No one in this district is hotter than Bessemer, who has won nine straight games, including a 74-48 beatdown over E-TC on Thursday. Meanwhile, Forest Park (9-11) has had an up-and-down season but did manage a 51-38 win over the then-No. 2 Carney-Nadeau Wolves on Feb. 25. 


Forest Park has represented this district the last four years in the regional tournament. In order to make it five in a row, they’ll have to top a game Bessemer team and a E-TC squad that has one of the top players in the U.P. 

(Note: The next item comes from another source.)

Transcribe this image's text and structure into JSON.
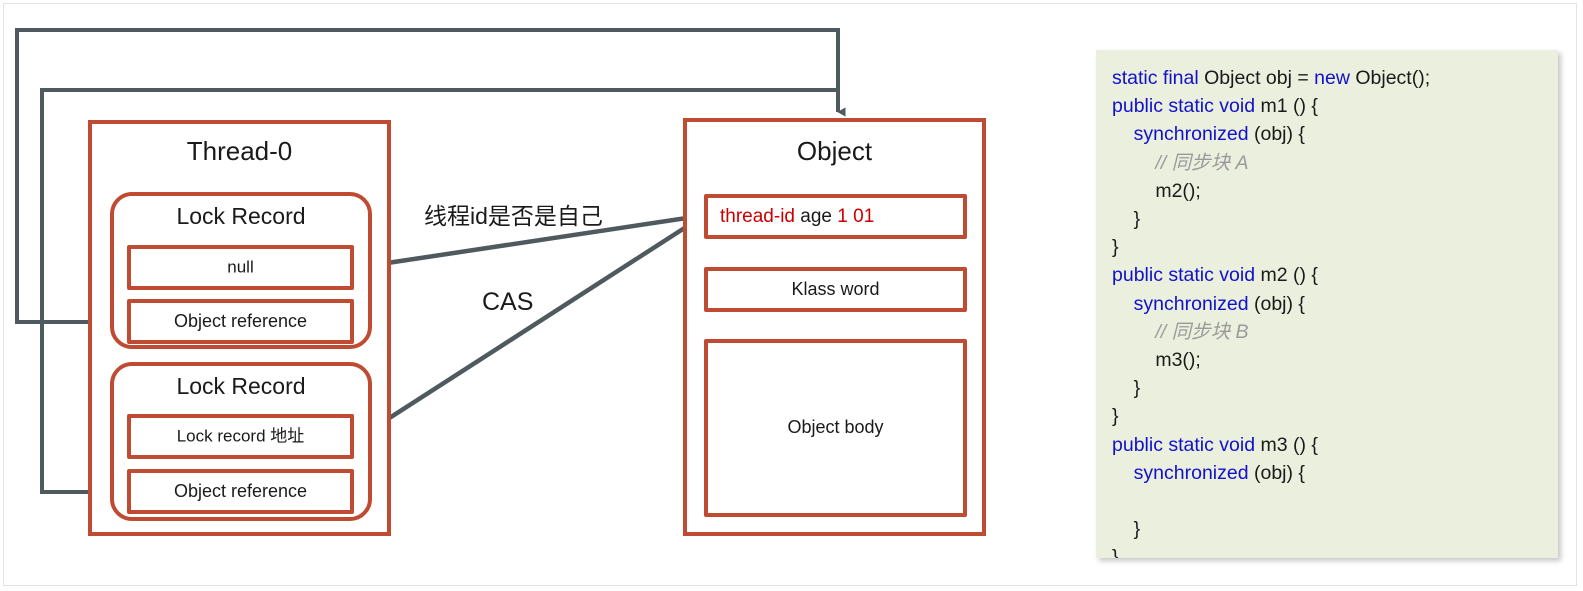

Throughout the season, people from the Central U.P. have mentioned to me they would like to see E-TC junior Jake Witt play in person — most notably at the regional tournament in Negaunee. The Copper Mountain Conference Player of the Year averaged 24.2 points, 17 rebounds and 5.1 blocks per game while shooting 60 percent from the field and 51.6 percent from 3. If Witt continues his dominance into the postseason and gets some help with outside shooting from senior Austin Berglund and sophomore Eli Nordine, those people could get their wish next week.